When Indonesian President Joko Widodo was elected five years ago, the former furniture salesperson seemed to offer a clean break from the military and political elite that had clung to power since the fall of strongman ruler Suharto in 1998.
Now, Widodo, 57, is running on his own record for a second term, with a comfortable lead in most opinion polls over his rival, former general Prabowo Subianto.
With his easy smile and signature “blusukan”, or spur of the moment neighborhood walkabouts, he came to power on a wave of popular support for the clean, can-do image he cultivated as a small-city mayor, and then as governor of the capital Jakarta.
Still, during his political rise, Widodo, a moderate Muslim from Solo in Central Java, has had to fend off smear campaigns suggesting he is anti-Islam, a communist or in debt to China, all damaging accusations in the Muslim-majority country.
As president he was saddled with high expectations that he could fix a host of enduring issues in the sprawling archipelago, from tackling past human rights abuses to rooting out pervasive graft.
Jokowi, as he is popularly known among Indonesians, also inherited an economy coming off a commodities boom, and faced an obstructive parliament and vested interests opposed to reform and transparency.
Still, he methodically stitched together a majority in Parliament and while unable to deliver on an economic growth target of seven percent, he led a record infrastructure push to build ports, roads and airports.
Niken Satyawati, a family friend who has co-written a book on the president, said Widodo had sought to extend the clean governance he pursued as mayor of Solo to the national stage.
“He was an ordinary person.
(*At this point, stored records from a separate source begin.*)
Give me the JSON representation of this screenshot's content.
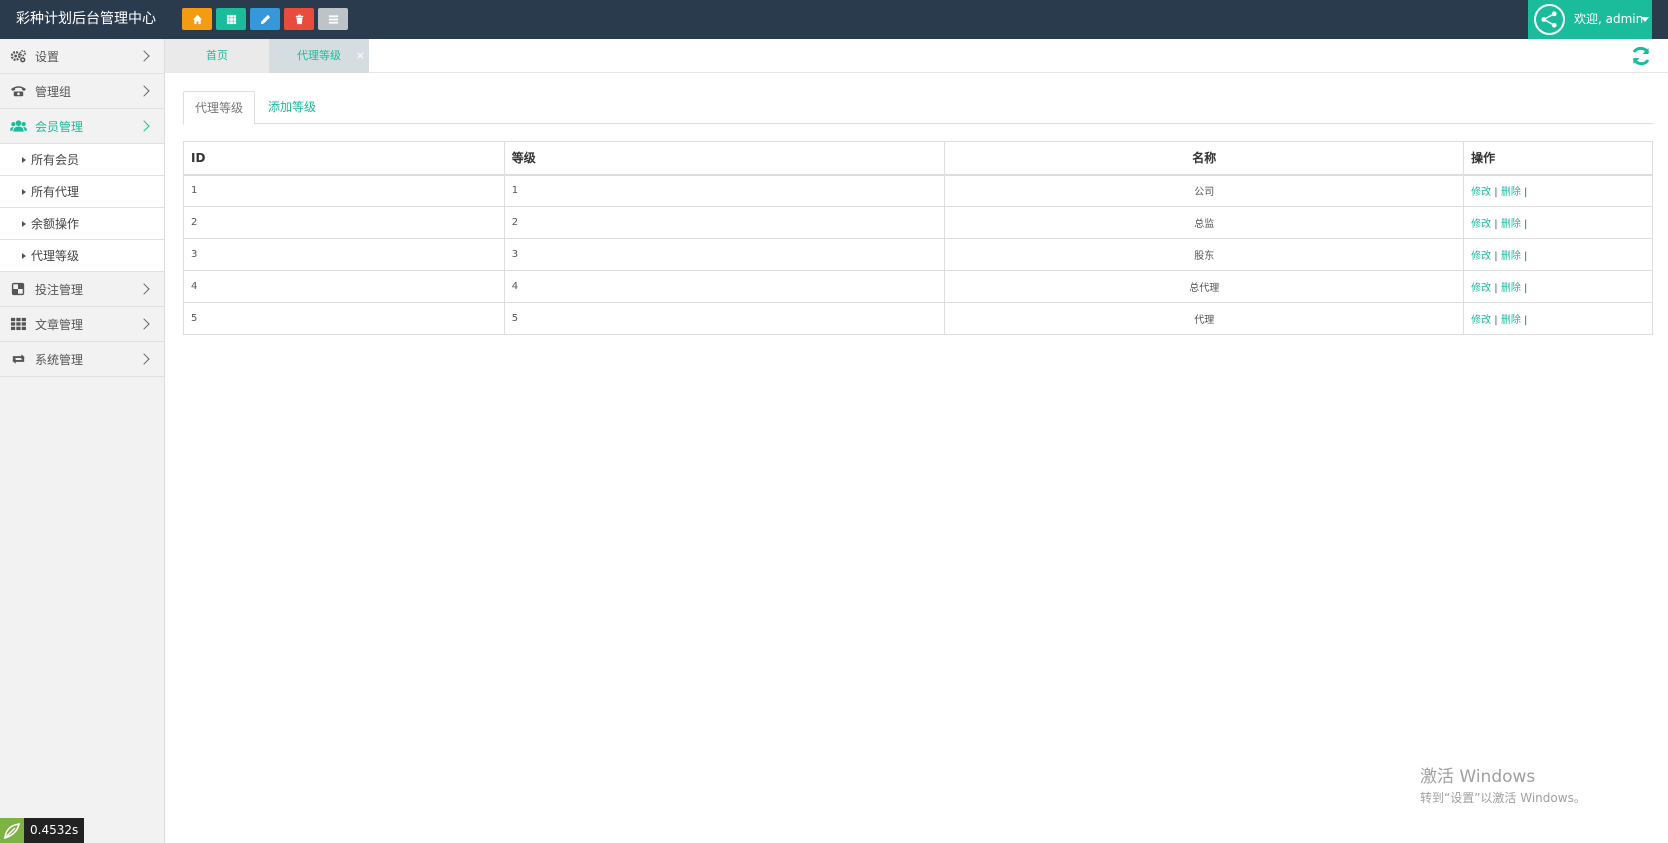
{
  "app": {
    "title": "彩种计划后台管理中心"
  },
  "toolbar": {
    "buttons": [
      {
        "icon": "home-icon",
        "color": "#f39c12"
      },
      {
        "icon": "grid-icon",
        "color": "#1abc9c"
      },
      {
        "icon": "pencil-icon",
        "color": "#3498db"
      },
      {
        "icon": "trash-icon",
        "color": "#e74c3c"
      },
      {
        "icon": "list-icon",
        "color": "#bdc3c7"
      }
    ]
  },
  "user": {
    "greeting": "欢迎, admin",
    "accent": "#1abc9c"
  },
  "sidebar": {
    "items": [
      {
        "label": "设置",
        "icon": "gears-icon"
      },
      {
        "label": "管理组",
        "icon": "phone-icon"
      },
      {
        "label": "会员管理",
        "icon": "users-icon",
        "active": true,
        "children": [
          {
            "label": "所有会员"
          },
          {
            "label": "所有代理"
          },
          {
            "label": "余额操作"
          },
          {
            "label": "代理等级"
          }
        ]
      },
      {
        "label": "投注管理",
        "icon": "checker-icon"
      },
      {
        "label": "文章管理",
        "icon": "apps-icon"
      },
      {
        "label": "系统管理",
        "icon": "retweet-icon"
      }
    ]
  },
  "tabs": [
    {
      "label": "首页"
    },
    {
      "label": "代理等级",
      "close": "×"
    }
  ],
  "subtabs": [
    {
      "label": "代理等级"
    },
    {
      "label": "添加等级"
    }
  ],
  "table": {
    "headers": [
      "ID",
      "等级",
      "名称",
      "操作"
    ],
    "rows": [
      {
        "id": "1",
        "level": "1",
        "name": "公司"
      },
      {
        "id": "2",
        "level": "2",
        "name": "总监"
      },
      {
        "id": "3",
        "level": "3",
        "name": "股东"
      },
      {
        "id": "4",
        "level": "4",
        "name": "总代理"
      },
      {
        "id": "5",
        "level": "5",
        "name": "代理"
      }
    ],
    "actions": {
      "edit": "修改",
      "delete": "删除",
      "separator": "|"
    }
  },
  "timer": {
    "value": "0.4532s"
  },
  "watermark": {
    "line1": "激活 Windows",
    "line2": "转到“设置”以激活 Windows。"
  }
}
And he still is,” she said, describing his weakness as a desire to accommodate the wishes of too many people.
Widodo came from humble beginnings. His father ran a small timber business and his childhood home was a riverside shack in the city of Solo.
He was the first in his family to attend university and after graduating in forestry eventually set up a successful furniture business.
Widodo became Solo’s first directly elected mayor in 2005 and was hugely popular after cleaning up the streets and public spaces with incentives and persuasion to shift thousands of illegal vendors to new facilities.
His consultative approach would come to define his campaign as he ran for governor of Jakarta in 2012.
Once president, as a political outsider, he faced accusations of being beholden to party backers, particularly those connected to the Indonesian Democratic Party of Struggle, led by former president Megawati Sukarnoputri (above).
Nevertheless, he focused on reviving the economy by cutting red tape and easing investment rules. At times, he faced cabinet infighting and policy flip-flops cast doubt on his ability to commandeer his own team, let alone a country of 260 million.
On the foreign stage, he appeared more assertive, denying pleas for clemency in 2015 from foreign drug traffickers on death row, straining ties chiefly with neighbor Australia.
He also held a cabinet meeting aboard a warship off the Natuna Islands after China stated its “overlapping claim” to nearby waters.
The most bruising period of his presidency was from 2016, when huge rallies targeting Jakarta’s ethnic Chinese, Christian governor for alleged blasphemy pushed religious tension in Indonesia to its highest in years.
Widodo was forced to distance himself from Basuki Tjahaja Purnama (above), a one-time ally later jailed for insulting Islam.
To the disappointment of some progressive supporters, Widodo picked Islamic cleric Ma’ruf Amin as his running mate for the election, seeking to boost the ticket’s appeal to Muslims.
If he is re-elected, analysts expect broadly the same economic policy focus, though they are divided whether he will quicken the pace.
“If he wins, I believe he will push his reform agenda more confidently, as politically he is a ‘stubborn’ leader,” said Wawan Mas’udi, a politics expert at Gadjah Mada University who has charted Widodo’s rise to power.